Extracted data entries:
▬▬▬▬▬▬

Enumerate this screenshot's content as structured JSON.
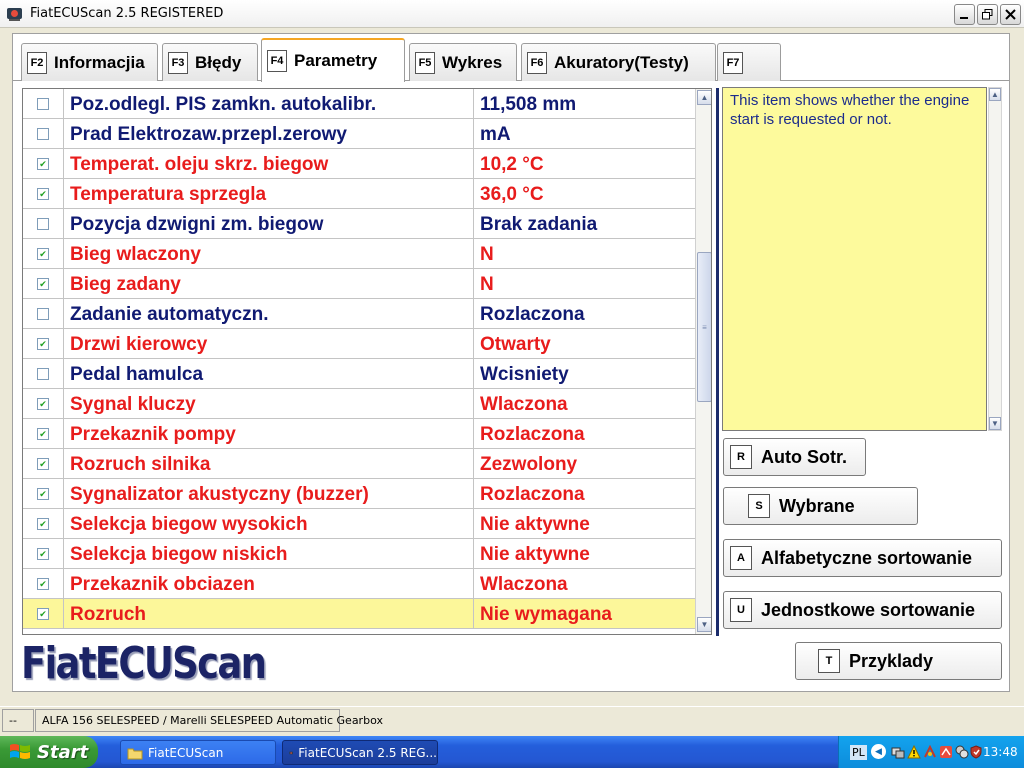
{
  "window": {
    "title": "FiatECUScan 2.5 REGISTERED"
  },
  "tabs": [
    {
      "key": "F2",
      "label": "Informacjia",
      "active": false
    },
    {
      "key": "F3",
      "label": "Błędy",
      "active": false
    },
    {
      "key": "F4",
      "label": "Parametry",
      "active": true
    },
    {
      "key": "F5",
      "label": "Wykres",
      "active": false
    },
    {
      "key": "F6",
      "label": "Akuratory(Testy)",
      "active": false
    },
    {
      "key": "F7",
      "label": "",
      "active": false
    }
  ],
  "parameters": [
    {
      "checked": false,
      "name": "Poz.odlegl. PIS zamkn. autokalibr.",
      "value": "11,508 mm",
      "color": "blue"
    },
    {
      "checked": false,
      "name": "Prad Elektrozaw.przepl.zerowy",
      "value": " mA",
      "color": "blue"
    },
    {
      "checked": true,
      "name": "Temperat. oleju skrz. biegow",
      "value": "10,2 °C",
      "color": "red"
    },
    {
      "checked": true,
      "name": "Temperatura sprzegla",
      "value": "36,0 °C",
      "color": "red"
    },
    {
      "checked": false,
      "name": "Pozycja dzwigni zm. biegow",
      "value": "Brak zadania",
      "color": "blue"
    },
    {
      "checked": true,
      "name": "Bieg wlaczony",
      "value": "N",
      "color": "red"
    },
    {
      "checked": true,
      "name": "Bieg zadany",
      "value": "N",
      "color": "red"
    },
    {
      "checked": false,
      "name": "Zadanie automatyczn.",
      "value": "Rozlaczona",
      "color": "blue"
    },
    {
      "checked": true,
      "name": "Drzwi kierowcy",
      "value": "Otwarty",
      "color": "red"
    },
    {
      "checked": false,
      "name": "Pedal hamulca",
      "value": "Wcisniety",
      "color": "blue"
    },
    {
      "checked": true,
      "name": "Sygnal kluczy",
      "value": "Wlaczona",
      "color": "red"
    },
    {
      "checked": true,
      "name": "Przekaznik pompy",
      "value": "Rozlaczona",
      "color": "red"
    },
    {
      "checked": true,
      "name": "Rozruch silnika",
      "value": "Zezwolony",
      "color": "red"
    },
    {
      "checked": true,
      "name": "Sygnalizator akustyczny (buzzer)",
      "value": "Rozlaczona",
      "color": "red"
    },
    {
      "checked": true,
      "name": "Selekcja biegow wysokich",
      "value": "Nie aktywne",
      "color": "red"
    },
    {
      "checked": true,
      "name": "Selekcja biegow niskich",
      "value": "Nie aktywne",
      "color": "red"
    },
    {
      "checked": true,
      "name": "Przekaznik obciazen",
      "value": "Wlaczona",
      "color": "red"
    },
    {
      "checked": true,
      "name": "Rozruch",
      "value": "Nie wymagana",
      "color": "red",
      "selected": true
    }
  ],
  "description": "This item shows whether the engine start is requested or not.",
  "buttons": {
    "auto": {
      "key": "R",
      "label": "Auto Sotr."
    },
    "selected": {
      "key": "S",
      "label": "Wybrane"
    },
    "alpha": {
      "key": "A",
      "label": "Alfabetyczne sortowanie"
    },
    "unit": {
      "key": "U",
      "label": "Jednostkowe sortowanie"
    },
    "examples": {
      "key": "T",
      "label": "Przyklady"
    }
  },
  "logo": "FiatECUScan",
  "statusbar": {
    "left": "--",
    "vehicle": "ALFA 156 SELESPEED / Marelli SELESPEED Automatic Gearbox"
  },
  "taskbar": {
    "start": "Start",
    "tasks": [
      "FiatECUScan",
      "FiatECUScan 2.5 REG..."
    ],
    "language": "PL",
    "clock": "13:48"
  },
  "colors": {
    "red": "#e81c1c",
    "blue": "#101a72",
    "selected_row": "#fcf79a",
    "description_bg": "#fdfa9c",
    "accent": "#f5a623"
  }
}
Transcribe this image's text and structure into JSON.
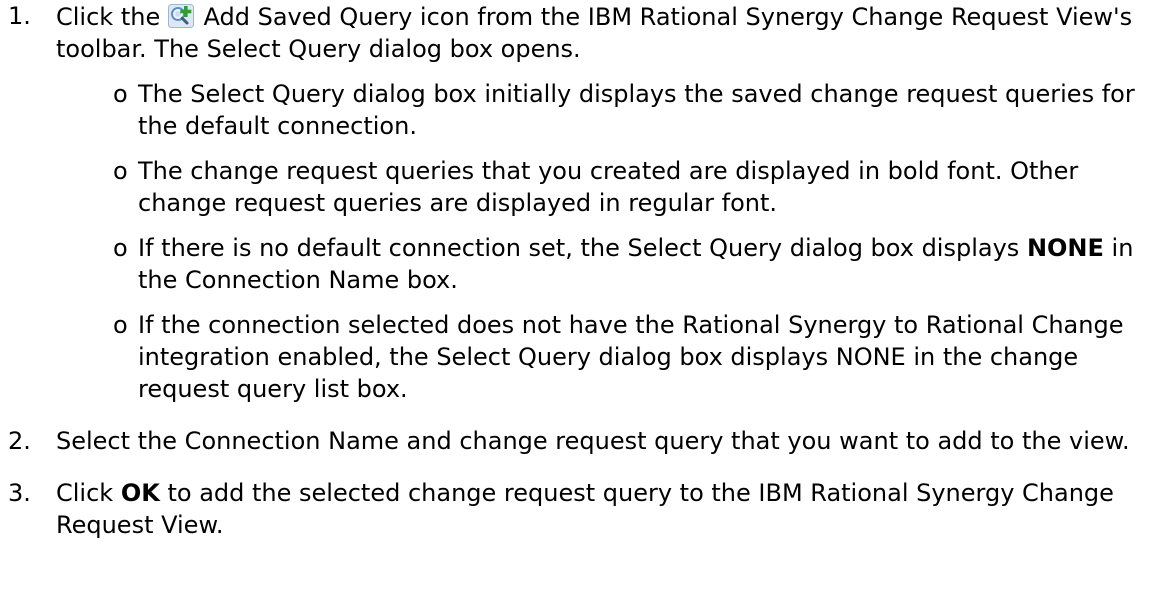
{
  "colors": {
    "text": "#000000",
    "background": "#ffffff",
    "icon_plus": "#2e9e2e",
    "icon_lens": "#5f8fc7"
  },
  "steps": [
    {
      "number": "1.",
      "pre": "Click the",
      "icon": "add-saved-query-icon",
      "post": "Add Saved Query icon from the IBM Rational Synergy Change Request View's toolbar. The Select Query dialog box opens.",
      "subitems": [
        {
          "marker": "o",
          "text": "The Select Query dialog box initially displays the saved change request queries for the default connection."
        },
        {
          "marker": "o",
          "text": "The change request queries that you created are displayed in bold font. Other change request queries are displayed in regular font."
        },
        {
          "marker": "o",
          "pre": "If there is no default connection set, the Select Query dialog box displays",
          "bold": "NONE",
          "post": "in the Connection Name box."
        },
        {
          "marker": "o",
          "text": "If the connection selected does not have the Rational Synergy to Rational Change integration enabled, the Select Query dialog box displays NONE in the change request query list box."
        }
      ]
    },
    {
      "number": "2.",
      "text": "Select the Connection Name and change request query that you want to add to the view."
    },
    {
      "number": "3.",
      "pre": "Click",
      "bold": "OK",
      "post": "to add the selected change request query to the IBM Rational Synergy Change Request View."
    }
  ]
}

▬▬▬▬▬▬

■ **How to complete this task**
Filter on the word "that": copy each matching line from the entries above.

■ **Your response**
          "text": "The change request queries that you created are displayed in bold font. Other change request queries are displayed in regular font."
      "text": "Select the Connection Name and change request query that you want to add to the view."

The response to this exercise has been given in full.